(Items listed in a dataset)
»»
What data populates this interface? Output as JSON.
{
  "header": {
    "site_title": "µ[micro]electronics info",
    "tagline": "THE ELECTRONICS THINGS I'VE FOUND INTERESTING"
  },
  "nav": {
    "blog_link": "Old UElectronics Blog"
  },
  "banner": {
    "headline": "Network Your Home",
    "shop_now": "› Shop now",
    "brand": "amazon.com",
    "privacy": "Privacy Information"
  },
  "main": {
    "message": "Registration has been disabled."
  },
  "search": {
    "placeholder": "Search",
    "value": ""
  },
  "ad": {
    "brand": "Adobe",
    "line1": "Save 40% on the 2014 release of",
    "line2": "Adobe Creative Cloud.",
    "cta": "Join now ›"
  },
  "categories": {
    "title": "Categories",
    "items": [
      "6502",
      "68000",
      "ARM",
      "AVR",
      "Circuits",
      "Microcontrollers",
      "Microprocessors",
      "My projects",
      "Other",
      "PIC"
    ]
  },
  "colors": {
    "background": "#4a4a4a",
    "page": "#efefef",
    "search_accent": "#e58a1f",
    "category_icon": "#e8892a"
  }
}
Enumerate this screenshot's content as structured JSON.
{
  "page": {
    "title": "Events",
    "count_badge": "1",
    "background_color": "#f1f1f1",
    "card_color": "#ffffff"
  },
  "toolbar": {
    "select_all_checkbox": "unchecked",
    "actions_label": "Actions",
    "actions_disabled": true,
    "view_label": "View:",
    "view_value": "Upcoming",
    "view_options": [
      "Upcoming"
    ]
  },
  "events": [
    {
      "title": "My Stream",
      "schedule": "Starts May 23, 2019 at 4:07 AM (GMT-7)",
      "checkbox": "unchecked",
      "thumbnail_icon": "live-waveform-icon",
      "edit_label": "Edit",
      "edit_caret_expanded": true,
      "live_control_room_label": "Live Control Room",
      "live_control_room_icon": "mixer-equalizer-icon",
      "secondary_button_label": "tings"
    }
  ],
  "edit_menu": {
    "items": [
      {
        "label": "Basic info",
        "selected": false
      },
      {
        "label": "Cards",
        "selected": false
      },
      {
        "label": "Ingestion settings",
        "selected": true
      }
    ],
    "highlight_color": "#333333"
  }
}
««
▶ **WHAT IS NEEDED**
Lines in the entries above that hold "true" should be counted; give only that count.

▶ **SOLUTION**
3